Request for urgent expression of concern and action
The Right Honourable Dominic Raab currently serving as the UK’s Secretary of State for Foreign Affairs, recently labelled the unconstitutional enactment of the Three Farm Laws and the ongoing farmer’s protest in New Delhi (India) as ‘internal matters of India’. However, Dominic Raab is both wrong and abrogating from the UK’s responsibility to raise the issue with Prime Minister Narendra Modi and his majority Government on international human rights ground.
The issue at stake is the enactment of laws introducing free market forces in the small farming sector, which is a protected sector almost everywhere in the world. These are the Farming Produce Trade and Commerce (Promotion and Facilitation) Bill 2020; the Farmers (Empowerment and Protection) Agreement on Price Assurance and Farm Services Bill 2020; and the Essential Commodities (Amendment) Bill. These laws not only contravene international treaties and well established international human rights norms but they also have far reaching negative implications for world poverty, the environment, food security and small farming around the globe.

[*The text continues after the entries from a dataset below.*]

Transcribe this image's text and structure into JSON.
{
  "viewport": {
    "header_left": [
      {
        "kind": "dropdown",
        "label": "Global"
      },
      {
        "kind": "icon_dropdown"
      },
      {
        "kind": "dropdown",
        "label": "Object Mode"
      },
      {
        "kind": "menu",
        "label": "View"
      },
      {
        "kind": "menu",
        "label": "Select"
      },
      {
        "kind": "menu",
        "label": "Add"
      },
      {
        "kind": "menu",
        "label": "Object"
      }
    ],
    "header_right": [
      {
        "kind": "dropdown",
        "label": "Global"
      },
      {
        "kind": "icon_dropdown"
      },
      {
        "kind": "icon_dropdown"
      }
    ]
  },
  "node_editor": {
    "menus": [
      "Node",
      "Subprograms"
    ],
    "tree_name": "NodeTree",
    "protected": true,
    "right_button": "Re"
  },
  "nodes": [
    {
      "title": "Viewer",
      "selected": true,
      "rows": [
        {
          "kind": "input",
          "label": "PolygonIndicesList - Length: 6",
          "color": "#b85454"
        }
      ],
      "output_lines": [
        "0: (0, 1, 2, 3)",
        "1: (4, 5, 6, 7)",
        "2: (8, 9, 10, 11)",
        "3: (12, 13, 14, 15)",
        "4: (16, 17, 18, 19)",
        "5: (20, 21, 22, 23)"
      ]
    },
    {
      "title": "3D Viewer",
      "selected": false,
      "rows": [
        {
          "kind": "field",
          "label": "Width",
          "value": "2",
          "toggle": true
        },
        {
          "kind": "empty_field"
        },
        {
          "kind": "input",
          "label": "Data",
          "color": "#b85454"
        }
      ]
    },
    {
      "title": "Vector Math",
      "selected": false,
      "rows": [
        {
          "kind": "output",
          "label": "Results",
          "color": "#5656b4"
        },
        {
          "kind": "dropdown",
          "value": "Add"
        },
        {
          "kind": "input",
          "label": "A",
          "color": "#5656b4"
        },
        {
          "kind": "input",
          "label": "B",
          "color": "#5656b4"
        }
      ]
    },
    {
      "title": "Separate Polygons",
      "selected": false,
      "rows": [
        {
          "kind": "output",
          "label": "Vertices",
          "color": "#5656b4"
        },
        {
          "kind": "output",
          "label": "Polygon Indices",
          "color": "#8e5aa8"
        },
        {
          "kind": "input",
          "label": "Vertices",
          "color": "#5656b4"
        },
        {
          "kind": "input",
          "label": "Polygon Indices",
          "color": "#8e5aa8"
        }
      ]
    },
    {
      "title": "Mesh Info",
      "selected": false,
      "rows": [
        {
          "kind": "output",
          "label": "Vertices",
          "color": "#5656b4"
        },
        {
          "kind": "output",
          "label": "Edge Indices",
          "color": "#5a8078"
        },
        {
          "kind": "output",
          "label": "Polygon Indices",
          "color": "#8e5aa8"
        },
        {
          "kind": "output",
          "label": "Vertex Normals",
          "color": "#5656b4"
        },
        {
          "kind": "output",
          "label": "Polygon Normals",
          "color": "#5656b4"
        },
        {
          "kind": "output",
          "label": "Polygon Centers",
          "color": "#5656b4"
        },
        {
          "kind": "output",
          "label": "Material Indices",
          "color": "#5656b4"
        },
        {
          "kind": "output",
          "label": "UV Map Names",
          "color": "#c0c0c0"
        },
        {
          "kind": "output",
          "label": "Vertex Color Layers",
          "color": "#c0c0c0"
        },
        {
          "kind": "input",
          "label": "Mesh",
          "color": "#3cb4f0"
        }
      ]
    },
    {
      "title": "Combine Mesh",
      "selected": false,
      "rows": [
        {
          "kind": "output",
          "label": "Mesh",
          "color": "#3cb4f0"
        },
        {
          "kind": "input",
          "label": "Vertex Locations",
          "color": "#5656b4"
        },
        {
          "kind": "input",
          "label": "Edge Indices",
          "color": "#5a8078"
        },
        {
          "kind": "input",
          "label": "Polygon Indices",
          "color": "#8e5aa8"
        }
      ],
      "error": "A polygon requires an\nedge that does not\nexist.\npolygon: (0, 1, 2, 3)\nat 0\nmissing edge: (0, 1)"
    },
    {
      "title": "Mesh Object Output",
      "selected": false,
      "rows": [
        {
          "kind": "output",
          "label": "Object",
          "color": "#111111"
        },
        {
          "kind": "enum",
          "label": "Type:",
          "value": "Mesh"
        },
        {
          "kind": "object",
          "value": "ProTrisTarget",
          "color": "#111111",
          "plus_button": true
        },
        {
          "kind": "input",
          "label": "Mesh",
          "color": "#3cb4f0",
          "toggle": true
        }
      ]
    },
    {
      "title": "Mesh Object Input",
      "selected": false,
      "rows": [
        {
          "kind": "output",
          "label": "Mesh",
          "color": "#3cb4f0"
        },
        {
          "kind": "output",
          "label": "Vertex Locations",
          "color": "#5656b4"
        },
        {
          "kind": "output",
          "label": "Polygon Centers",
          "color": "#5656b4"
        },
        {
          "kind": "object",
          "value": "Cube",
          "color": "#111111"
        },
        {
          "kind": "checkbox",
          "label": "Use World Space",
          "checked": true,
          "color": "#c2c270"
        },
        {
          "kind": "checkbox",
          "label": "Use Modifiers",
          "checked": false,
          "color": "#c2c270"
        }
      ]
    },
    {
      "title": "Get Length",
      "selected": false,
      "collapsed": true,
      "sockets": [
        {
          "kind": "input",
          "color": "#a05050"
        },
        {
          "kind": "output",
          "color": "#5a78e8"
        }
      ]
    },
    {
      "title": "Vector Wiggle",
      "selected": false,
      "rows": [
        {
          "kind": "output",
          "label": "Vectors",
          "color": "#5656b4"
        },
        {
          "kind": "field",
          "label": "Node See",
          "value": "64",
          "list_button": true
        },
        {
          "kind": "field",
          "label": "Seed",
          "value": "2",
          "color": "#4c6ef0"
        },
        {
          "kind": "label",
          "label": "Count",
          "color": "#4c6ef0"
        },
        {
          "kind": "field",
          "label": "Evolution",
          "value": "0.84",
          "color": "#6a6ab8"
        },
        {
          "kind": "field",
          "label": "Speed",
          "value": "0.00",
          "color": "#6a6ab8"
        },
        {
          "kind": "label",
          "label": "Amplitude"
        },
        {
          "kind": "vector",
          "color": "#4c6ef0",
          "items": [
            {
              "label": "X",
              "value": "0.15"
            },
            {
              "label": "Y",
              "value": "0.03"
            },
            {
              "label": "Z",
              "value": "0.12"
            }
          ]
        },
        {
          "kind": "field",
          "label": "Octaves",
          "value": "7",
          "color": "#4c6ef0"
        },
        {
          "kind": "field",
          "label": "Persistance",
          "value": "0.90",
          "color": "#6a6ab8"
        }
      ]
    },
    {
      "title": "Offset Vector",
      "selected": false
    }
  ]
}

These laws, entitled the Three Farm Laws, will erode the fragile protection afforded to India’s small farmers. The laws were brought in without any consultation or negotiation with the farmers or their unions. Which contravenes the UN Declaration on the Rights of Peasants (UNDROP) adopted in 2018. The current Government enjoys a large majority in Parliament. However, it has refused to go through the normal stages of legislation, such as setting up a parliamentary working group, or permitting a proper debate in Parliament.
Currently small farmers in India only have a few protections.
The central Government sets an assured price, called a Minimum Support Price (MSP) for some 22 crops after considering costs, such as fertilisers, diesel for tractors, electricity etc…
In some states there are sub-regional markets with warehouses, so small farmers don’t have to travel long distances to sell and deliver their produce.
However, the Three Farm Laws have removed MSP without replacing it with any financial support to ensure that small farming as an occupation or way of life continues in India. The Government contends that the reforms mean that the small farmers can now sell their crops on the open market at any price. However, what the Government has failed to realise is that this will push prices down as large trading houses take over from the small traders. Therefore, the farmers fear that they will go bankrupt and will consequently be forced to sell their lands to large trading houses.
Secondly, the laws will remove the subregional markets. Which will make it extremely difficult for farmers to move their produce without fear of it rotting. Which in turn will unacceptably drive up the farmers transportation costs.
Therefore, both of these issues contravene the protections and facilities that the UN Declaration on the Rights of Peasants seeks to protect in order to ensure that small farming as a way of life continues.
The third violation of international human rights norms is that the Three Farm Laws have introduced the denial of access to legal recourse in the event of a dispute arising between a small farmer and a large national trader of produce. Principally, as the Government has legislated that the farmers cannot go to court but must instead refer the matter to arbitration by a local Government appointed official, who by no means can be considered to be independent. Therefore, by removing access to an independent judicial system, the small farmers fear that they will be at the mercy of a Government officer who cannot be considered to be impartial or who will favour large corporate interests over the interests of the small farmers. In other words, it is highly likely that the Government official will not pay due consideration to the small farmers right to a reasonable standard of living as is so required by the UN Declaration on the Rights of Peasants.
Therefore, the farmers fear that they will be driven out of farming as an occupation or a way of life and thrown to the unregulated employment sector. Only 10% of Indians currently work in the regulated employment sector.
Therefore, the farmer protestors and their numerous supporters are asking PM Modi and his majority Government to:
Therefore, as can clearly be seen from the above human rights are not internal matters of States, as Dominic Raab unsustainably contends, but are of concern to the whole world. For instance, if the UK can take up the issues of the protestors in Hong Kong, it can take up the issues of the farmers in India. Specifically, the clear violations of the provisions of the UN Declaration on the Rights of Peasants and various other primary instruments of international law by the Indian Government.
To demonstrate your support for the farmers fight for justice please sign the petition below. Alternatively, if you represent or are part of a UN Treaty body, NGO or other civil society organisation please contact the editor of this statement or Sikh Human Rights Group direct in order to be put in contact with some of the farmer leaders or for assistance in your enquires.